**What the exercise asks**
Nothing but the pictures should be left out when you copy the records exactly.
++++ Information provided ++++
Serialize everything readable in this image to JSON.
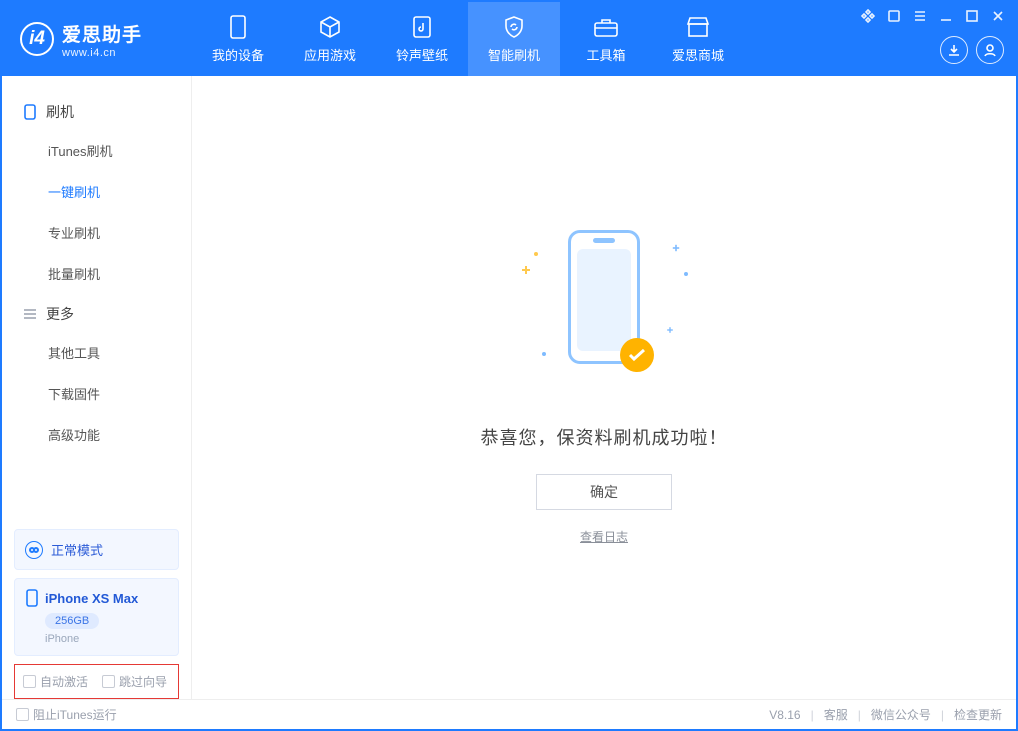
{
  "brand": {
    "name": "爱思助手",
    "url": "www.i4.cn"
  },
  "nav": {
    "items": [
      {
        "label": "我的设备"
      },
      {
        "label": "应用游戏"
      },
      {
        "label": "铃声壁纸"
      },
      {
        "label": "智能刷机"
      },
      {
        "label": "工具箱"
      },
      {
        "label": "爱思商城"
      }
    ],
    "active_index": 3
  },
  "sidebar": {
    "section1": {
      "title": "刷机",
      "items": [
        "iTunes刷机",
        "一键刷机",
        "专业刷机",
        "批量刷机"
      ],
      "active_index": 1
    },
    "section2": {
      "title": "更多",
      "items": [
        "其他工具",
        "下载固件",
        "高级功能"
      ]
    }
  },
  "mode": {
    "label": "正常模式"
  },
  "device": {
    "name": "iPhone XS Max",
    "capacity": "256GB",
    "type": "iPhone"
  },
  "options": {
    "auto_activate": "自动激活",
    "skip_guide": "跳过向导"
  },
  "result": {
    "message": "恭喜您，保资料刷机成功啦！",
    "ok_label": "确定",
    "log_link": "查看日志"
  },
  "footer": {
    "block_itunes": "阻止iTunes运行",
    "version": "V8.16",
    "links": [
      "客服",
      "微信公众号",
      "检查更新"
    ]
  }
}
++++
**Written response**
Serialize everything readable in this image to JSON.
{
  "brand": {
    "name": "爱思助手",
    "url": "www.i4.cn"
  },
  "nav": {
    "items": [
      {
        "label": "我的设备"
      },
      {
        "label": "应用游戏"
      },
      {
        "label": "铃声壁纸"
      },
      {
        "label": "智能刷机"
      },
      {
        "label": "工具箱"
      },
      {
        "label": "爱思商城"
      }
    ],
    "active_index": 3
  },
  "sidebar": {
    "section1": {
      "title": "刷机",
      "items": [
        "iTunes刷机",
        "一键刷机",
        "专业刷机",
        "批量刷机"
      ],
      "active_index": 1
    },
    "section2": {
      "title": "更多",
      "items": [
        "其他工具",
        "下载固件",
        "高级功能"
      ]
    }
  },
  "mode": {
    "label": "正常模式"
  },
  "device": {
    "name": "iPhone XS Max",
    "capacity": "256GB",
    "type": "iPhone"
  },
  "options": {
    "auto_activate": "自动激活",
    "skip_guide": "跳过向导"
  },
  "result": {
    "message": "恭喜您，保资料刷机成功啦！",
    "ok_label": "确定",
    "log_link": "查看日志"
  },
  "footer": {
    "block_itunes": "阻止iTunes运行",
    "version": "V8.16",
    "links": [
      "客服",
      "微信公众号",
      "检查更新"
    ]
  }
}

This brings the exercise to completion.